An easy to read, thought provoking article by Edward Friedman on Taiwan's Independence Plot. I found several passages particularly interesting. First, on the CCP narrative which has been accepted by the international media:
And on how Beijing decides what amounts to a provocation even when Taiwan changes some domestic education policy (I suppose they'd rather have Taiwanese still being forced to worship the great Chiang Kai-shek):
In this constructed narrative of the CCP, there are only two viable possibilities, either Taiwan provokes war with China by seeking a legitimate international voice or it surrenders to China which treats the continuation of a separate Taiwan as a provocation. This article will show that this Hobson's dilemma for Taiwan— lose your democratic autonomy by either war or peace— is a historically comprehensible construction of the CCP which serves particular CCP interests at a certain historical moment.
In fact, identity changes inside of Taiwan culture and politics need have nothing to do with international politics, except that the CCP makes them an issue....
And an explanation of Beijing's motives for creating such a narrative:
Taiwan is actually ever more internationally isolated and has no way of changing the peaceful status quo in its favor. China's rulers know it. In the 1950s Mao made nationalistic propaganda in China about an Eisenhower administration supposedly preparing to unleash Chiang Kai-shek's (蔣介石) military against China when he well knew and privately averred that President Dwight Eisenhower had actually leashed Chiang to prevent him from provocative actions. Then, as now, the big question was, what is the political logic behind a CCP propaganda campaign which turns the truth on its head? Why does the CCP treat a relatively weak Taiwan as if it were about to get international recognition of its de jure independence, and why do international observers not see through the CCP propaganda to the core reality of politics in Beijing?
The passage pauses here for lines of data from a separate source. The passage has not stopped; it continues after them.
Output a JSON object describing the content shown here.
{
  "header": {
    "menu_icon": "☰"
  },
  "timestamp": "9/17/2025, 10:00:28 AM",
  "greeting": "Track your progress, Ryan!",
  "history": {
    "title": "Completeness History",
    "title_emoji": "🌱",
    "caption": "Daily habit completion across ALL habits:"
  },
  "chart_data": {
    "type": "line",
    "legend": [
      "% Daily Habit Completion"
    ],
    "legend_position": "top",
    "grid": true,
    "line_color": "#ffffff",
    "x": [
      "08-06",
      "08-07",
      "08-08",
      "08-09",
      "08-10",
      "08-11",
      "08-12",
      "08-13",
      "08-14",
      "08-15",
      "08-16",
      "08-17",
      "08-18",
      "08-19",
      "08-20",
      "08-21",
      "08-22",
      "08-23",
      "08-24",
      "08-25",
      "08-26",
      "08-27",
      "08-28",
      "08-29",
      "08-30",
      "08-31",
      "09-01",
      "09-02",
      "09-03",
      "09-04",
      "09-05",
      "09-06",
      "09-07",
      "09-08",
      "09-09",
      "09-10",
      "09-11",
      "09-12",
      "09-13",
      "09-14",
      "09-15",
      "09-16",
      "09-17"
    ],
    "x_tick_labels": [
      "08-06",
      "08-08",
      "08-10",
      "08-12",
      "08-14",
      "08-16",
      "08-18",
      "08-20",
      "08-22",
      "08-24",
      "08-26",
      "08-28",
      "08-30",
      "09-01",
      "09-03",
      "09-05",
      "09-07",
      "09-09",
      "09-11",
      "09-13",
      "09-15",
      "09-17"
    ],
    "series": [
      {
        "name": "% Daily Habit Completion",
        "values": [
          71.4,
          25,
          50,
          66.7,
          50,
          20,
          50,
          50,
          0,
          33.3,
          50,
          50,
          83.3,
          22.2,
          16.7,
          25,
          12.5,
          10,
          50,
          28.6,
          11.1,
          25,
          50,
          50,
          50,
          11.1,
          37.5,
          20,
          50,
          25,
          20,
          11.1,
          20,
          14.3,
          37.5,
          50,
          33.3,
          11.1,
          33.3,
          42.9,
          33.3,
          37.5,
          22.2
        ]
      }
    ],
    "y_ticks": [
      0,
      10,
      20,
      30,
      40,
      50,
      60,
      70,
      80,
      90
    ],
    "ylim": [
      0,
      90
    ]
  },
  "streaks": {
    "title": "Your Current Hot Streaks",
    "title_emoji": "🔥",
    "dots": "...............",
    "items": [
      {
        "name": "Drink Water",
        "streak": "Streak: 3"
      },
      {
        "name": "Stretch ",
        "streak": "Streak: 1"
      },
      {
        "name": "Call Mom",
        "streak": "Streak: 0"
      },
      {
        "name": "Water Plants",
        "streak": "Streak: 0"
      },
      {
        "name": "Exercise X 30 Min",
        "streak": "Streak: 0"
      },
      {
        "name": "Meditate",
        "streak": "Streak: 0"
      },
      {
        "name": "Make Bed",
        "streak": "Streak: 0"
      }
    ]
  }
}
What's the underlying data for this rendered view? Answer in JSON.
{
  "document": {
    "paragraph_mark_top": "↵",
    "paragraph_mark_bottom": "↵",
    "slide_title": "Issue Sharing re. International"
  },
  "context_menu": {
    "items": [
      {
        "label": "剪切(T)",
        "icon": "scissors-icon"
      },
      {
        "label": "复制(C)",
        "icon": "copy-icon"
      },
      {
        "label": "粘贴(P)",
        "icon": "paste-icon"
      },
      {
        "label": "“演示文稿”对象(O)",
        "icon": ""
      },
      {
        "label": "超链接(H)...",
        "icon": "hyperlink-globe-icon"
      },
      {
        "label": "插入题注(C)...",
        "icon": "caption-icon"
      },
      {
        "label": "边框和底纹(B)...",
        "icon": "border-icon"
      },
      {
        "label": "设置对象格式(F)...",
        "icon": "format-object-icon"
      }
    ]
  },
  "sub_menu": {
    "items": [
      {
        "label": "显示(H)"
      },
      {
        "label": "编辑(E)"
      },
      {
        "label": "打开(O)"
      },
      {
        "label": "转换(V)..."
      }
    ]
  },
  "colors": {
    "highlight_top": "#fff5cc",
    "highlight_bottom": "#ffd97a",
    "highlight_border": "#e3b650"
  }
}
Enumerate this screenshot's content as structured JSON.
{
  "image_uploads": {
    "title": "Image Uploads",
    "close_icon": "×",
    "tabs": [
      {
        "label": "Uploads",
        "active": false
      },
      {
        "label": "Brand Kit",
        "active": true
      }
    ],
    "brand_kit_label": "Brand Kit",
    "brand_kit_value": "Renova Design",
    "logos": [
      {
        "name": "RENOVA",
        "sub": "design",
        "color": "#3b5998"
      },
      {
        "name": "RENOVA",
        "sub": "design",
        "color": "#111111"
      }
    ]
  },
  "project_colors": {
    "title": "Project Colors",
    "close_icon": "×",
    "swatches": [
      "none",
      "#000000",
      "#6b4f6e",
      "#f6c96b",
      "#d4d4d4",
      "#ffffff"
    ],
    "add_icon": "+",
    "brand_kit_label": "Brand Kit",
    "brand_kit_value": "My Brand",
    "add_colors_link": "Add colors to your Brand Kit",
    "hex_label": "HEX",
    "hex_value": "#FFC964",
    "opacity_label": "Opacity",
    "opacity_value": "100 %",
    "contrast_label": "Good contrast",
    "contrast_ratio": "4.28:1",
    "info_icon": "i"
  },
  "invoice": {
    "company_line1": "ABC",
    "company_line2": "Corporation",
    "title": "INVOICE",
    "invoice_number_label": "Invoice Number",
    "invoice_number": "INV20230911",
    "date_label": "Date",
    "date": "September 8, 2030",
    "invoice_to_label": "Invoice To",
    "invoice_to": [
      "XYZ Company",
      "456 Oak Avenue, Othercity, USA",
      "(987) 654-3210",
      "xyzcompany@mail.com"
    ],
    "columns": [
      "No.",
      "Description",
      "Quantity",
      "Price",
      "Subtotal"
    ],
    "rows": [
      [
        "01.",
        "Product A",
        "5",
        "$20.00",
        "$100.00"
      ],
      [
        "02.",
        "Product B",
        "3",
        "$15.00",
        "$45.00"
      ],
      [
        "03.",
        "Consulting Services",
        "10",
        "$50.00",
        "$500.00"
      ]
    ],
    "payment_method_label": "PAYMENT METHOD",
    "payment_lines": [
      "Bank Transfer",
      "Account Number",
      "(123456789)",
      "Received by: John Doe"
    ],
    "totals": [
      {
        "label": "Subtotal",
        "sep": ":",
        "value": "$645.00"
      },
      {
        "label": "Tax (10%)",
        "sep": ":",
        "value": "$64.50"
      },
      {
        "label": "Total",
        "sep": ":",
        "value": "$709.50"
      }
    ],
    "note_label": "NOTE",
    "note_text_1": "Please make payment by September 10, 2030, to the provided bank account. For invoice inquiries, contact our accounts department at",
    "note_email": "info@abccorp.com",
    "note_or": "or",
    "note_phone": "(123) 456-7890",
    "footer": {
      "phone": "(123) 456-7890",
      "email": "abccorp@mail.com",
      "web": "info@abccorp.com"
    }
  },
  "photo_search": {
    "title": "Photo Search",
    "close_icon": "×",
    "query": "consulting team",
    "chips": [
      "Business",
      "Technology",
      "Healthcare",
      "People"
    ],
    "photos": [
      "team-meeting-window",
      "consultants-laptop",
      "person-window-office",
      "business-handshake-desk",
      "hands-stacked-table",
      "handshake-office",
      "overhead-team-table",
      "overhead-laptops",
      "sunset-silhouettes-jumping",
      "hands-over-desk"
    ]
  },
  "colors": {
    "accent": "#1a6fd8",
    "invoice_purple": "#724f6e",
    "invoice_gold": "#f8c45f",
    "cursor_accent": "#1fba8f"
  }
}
Saunders is typical of top international analysts of China who reverse historical cause and effect and describe the PRC's threatening military build-up as an "important response to increasing U.S.-Taiwan security cooperation,"28 when, in fact, that cooperation began only after the China initiated Taiwan Strait crisis of 1996; that is, long after the CCP decided to build a military threat against Taiwan. China was not militarily reactive. It was the initiator.
Making believe there is a threat from Taiwan which could achieve de jure independence is a tactic of the CCP to obscure its real goal— undermining Taiwan's de facto independence.
One might ask why the CCP uses an Orwellian discourse about a peaceful rise when the CCP actually legitimizes military action.... The reason, international relations analyst William Callahan explains, is that, within this discourse about a peaceful China, for others to reject a CCP demand would back-foot them, make them seem against a peaceful China. If you insist that the PRC's demands on your territory prove China is not peaceful, you thereby reveal yourself to be China's enemy....
However, the CCP sees Taiwan as an obstacle to China's establishing itself as the predominant power in Asia [author goes on to quote PLA documents] .... The discourse emanating from China about a Taiwan independence plot that threatens the peace of the region is a smokescreen to camouflage actual CCP policy ambitions. Like the humiliated and vengeful Goujian (勾踐), the CCP has been patient. Its objective is not a secret, however.
And the solution?
So there you go. Read and enjoy. Feel free to comment here.
Perhaps it is true that China is trapped by its own post-1989 reconstruction of Chinese national identity, hoisted on its own petard. Perhaps the CCP has chosen to jump on the back of a man-eating tiger and now cannot dismount and back off without risking being eaten alive. Perhaps. However, the key point is that the source of the threat to the peace lies in Beijing and not in Taipei. However much an annexation policy agenda toward Taiwan has, for the moment, been embedded in Chinese nationalism,that is a construction with a recent history. It is not some deep Chinese cultural essence.
War or peace, therefore, is not about politics in Taipei. There is no Taiwan plot which threatens to end the mutually beneficial Taipei-Beijing relationship. Taiwan is ever more economically integrated into the Chinese economy. Rather, the threat to the peace is about politics and policy in Beijing. That is why it is important to see how, in the post-1989-91 era, a certain ruling group in Beijing redefined patriotism to serve its core purposes—monopolizing domestic power and expanding international power.